It might seem legitimate, and the address might be eerily similar to that of a trusted source. But if it’s not the same, or if something in the email seems a little bit off, do not engage, and definitely do not send money.
Now let’s look at how to spot it in a few different scenarios.
Five Ways to Spot and Avoid Wire Fraud
Now that you know what wire fraud is, here are some factors to look out for that can help you prevent it.
1. You don’t know the person asking for transaction details
The person committing fraud might pose as someone you can trust, even someone you know.
No matter the communication format, ask yourself: Why would your real estate agent, or a seller, lender, or anyone else involved in your investments ask an associate or colleague to gather information on your behalf without alerting you first?
If this happens, ask your usual contact first before even considering a reply, and especially before handing over any financial information. Relatedly, someone might be posing as your actual contact. If you’re afraid that’s the case, again, it’s time to ask the person in question directly.
2. The communication references a Society for Worldwide Interbank Financial Telecommunication (SWIFT) number
SWIFT is an international payment network, and a request to send funds to one of these numbers means the money’s destination is overseas. If you’re working on a deal in the United States, and the person you’re buying from (or otherwise working with) asks you to send money via the SWIFT network, think twice before doing so, especially if there’s not a clear reason why their accounts would be international.
3. The request comes via email

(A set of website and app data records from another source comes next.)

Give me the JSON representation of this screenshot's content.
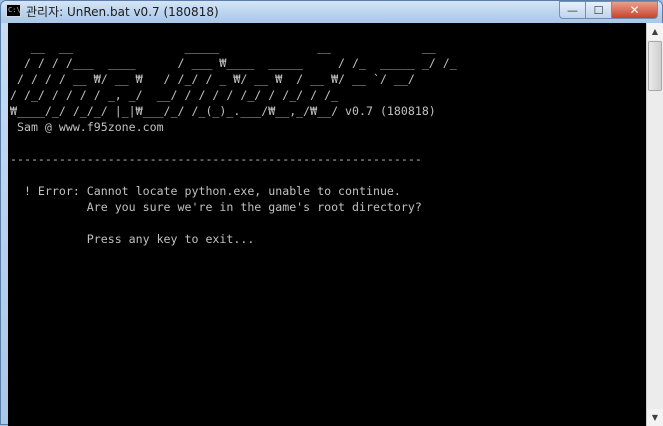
{
  "window": {
    "title": "관리자:  UnRen.bat v0.7 (180818)",
    "icon_text": "C:\\."
  },
  "caption_buttons": {
    "minimize_glyph": "—",
    "maximize_glyph": "☐",
    "close_glyph": "✕"
  },
  "console": {
    "lines": [
      "",
      "   __  __                _____              __             __",
      "  / / / /___  ____      / ___ ₩____  _____     / /_  _____ _/ /_",
      " / / / / __ ₩/ __ ₩   / /_/ / _ ₩/ __ ₩  / __ ₩/ __ `/ __/",
      "/ /_/ / / / / _, _/  __/ / / / / /_/ / /_/ / /_",
      "₩____/_/ /_/_/ |_|₩___/_/ /_(_)_.___/₩__,_/₩__/ v0.7 (180818)",
      " Sam @ www.f95zone.com",
      "",
      "-----------------------------------------------------------",
      "",
      "  ! Error: Cannot locate python.exe, unable to continue.",
      "           Are you sure we're in the game's root directory?",
      "",
      "           Press any key to exit..."
    ]
  },
  "scrollbar": {
    "up_glyph": "▲",
    "down_glyph": "▼"
  }
}
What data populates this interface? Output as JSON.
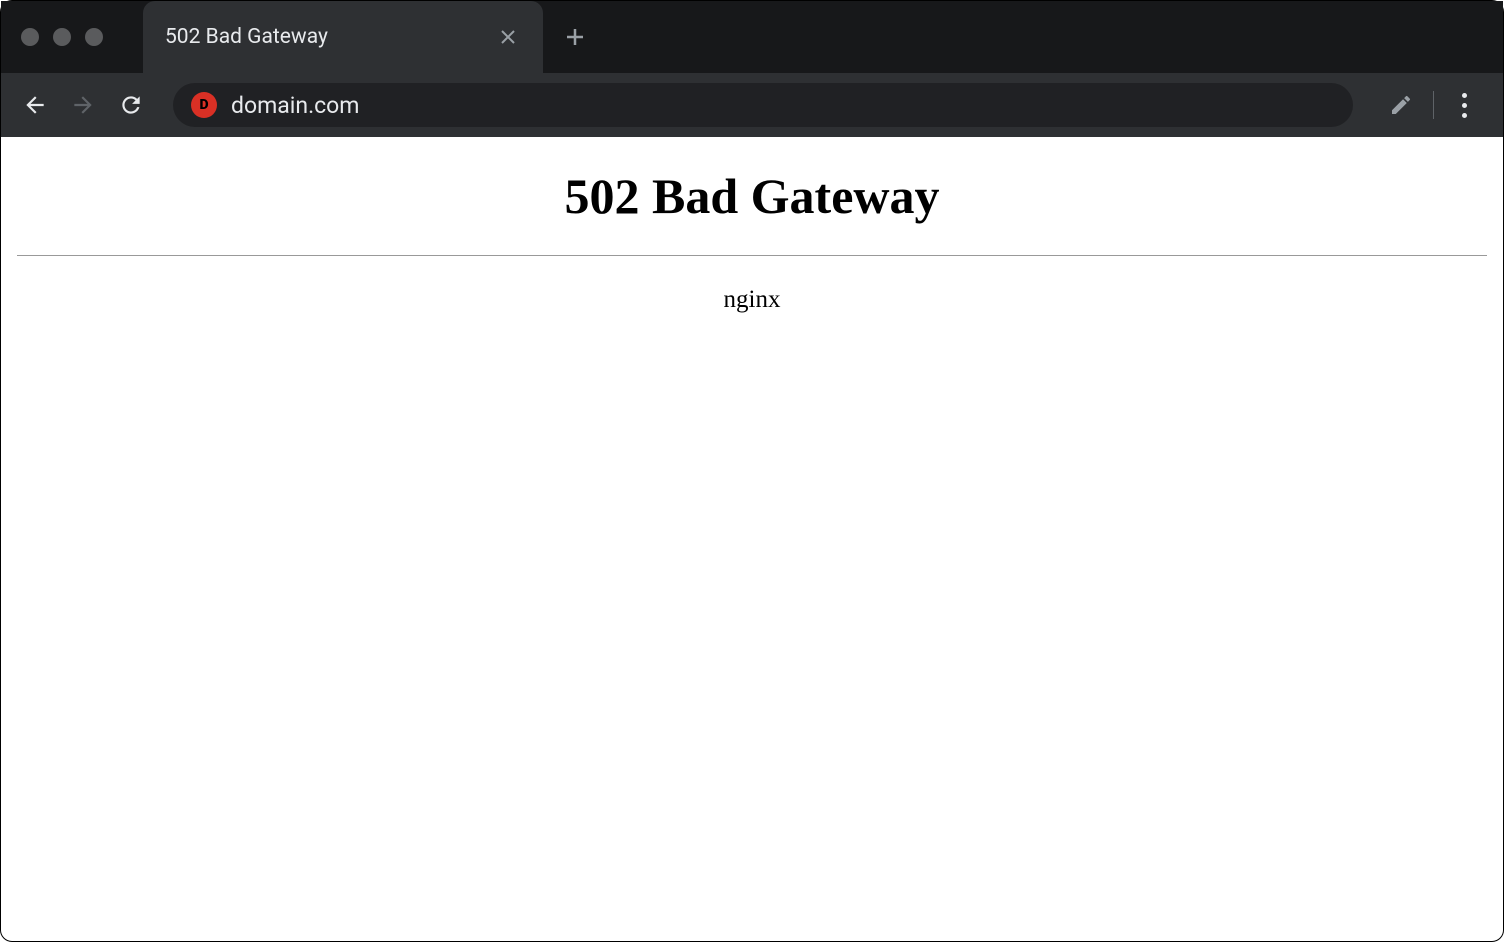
{
  "tab": {
    "title": "502 Bad Gateway"
  },
  "address": {
    "url": "domain.com"
  },
  "page": {
    "heading": "502 Bad Gateway",
    "server": "nginx"
  }
}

As a general rule, never send confidential information over email. There is an exception if you can confirm that the email service is encrypted, but proceed with caution anyway.

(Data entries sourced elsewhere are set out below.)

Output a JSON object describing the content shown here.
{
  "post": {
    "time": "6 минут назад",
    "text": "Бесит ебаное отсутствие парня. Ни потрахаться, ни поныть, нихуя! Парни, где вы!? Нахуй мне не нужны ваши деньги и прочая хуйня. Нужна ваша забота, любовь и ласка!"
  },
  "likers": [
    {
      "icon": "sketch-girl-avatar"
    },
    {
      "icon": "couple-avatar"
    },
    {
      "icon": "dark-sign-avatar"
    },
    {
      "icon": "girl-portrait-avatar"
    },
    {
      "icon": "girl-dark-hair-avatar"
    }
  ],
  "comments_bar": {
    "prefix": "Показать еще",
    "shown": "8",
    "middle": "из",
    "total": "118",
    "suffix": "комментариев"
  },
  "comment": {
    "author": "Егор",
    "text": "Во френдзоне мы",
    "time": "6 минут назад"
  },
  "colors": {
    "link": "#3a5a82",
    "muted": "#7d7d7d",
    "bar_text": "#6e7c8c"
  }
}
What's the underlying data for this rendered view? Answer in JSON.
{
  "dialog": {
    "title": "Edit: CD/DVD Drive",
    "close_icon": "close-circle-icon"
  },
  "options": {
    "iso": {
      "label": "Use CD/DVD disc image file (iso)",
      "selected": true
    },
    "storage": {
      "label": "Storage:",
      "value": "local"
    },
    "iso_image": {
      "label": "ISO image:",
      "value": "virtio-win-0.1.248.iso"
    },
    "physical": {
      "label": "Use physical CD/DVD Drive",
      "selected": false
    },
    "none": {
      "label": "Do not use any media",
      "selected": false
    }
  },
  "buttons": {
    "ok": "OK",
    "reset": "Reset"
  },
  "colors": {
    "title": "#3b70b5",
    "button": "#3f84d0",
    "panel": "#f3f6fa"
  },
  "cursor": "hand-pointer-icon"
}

Also, if an email seems suspicious — even if the email address appears to match one of your clients, colleagues, or other associates — check with the person in question first. It bears repeating and can save you a lot of trouble in the long run.
4. Delete emails and change website, email, and other internet passwords regularly
The less time information sits in your inbox, the better, especially when it comes to digital security and preventing wire fraud. Same thing with passwords. If those committing wire fraud can’t get ahold of your passwords, they’re less likely to get to you.
5. If you do wire money, contact your recipient via phone first
Confirm via phone, not email, that the numbers you’re sending the funds to are in fact theirs. As we’ve mentioned before, when it comes to security and verification, direct confirmation, especially by phone, is your friend.
Don’t Be Scared, Do Be Prepared
Wire fraud may be common, but that doesn’t mean you’re going to be a victim. By prioritizing information security and maintaining a healthy dose of skepticism, you’ll be able to protect your assets, and yourself. Also, be sure to watch out for ponzi schemes in commercial real estate.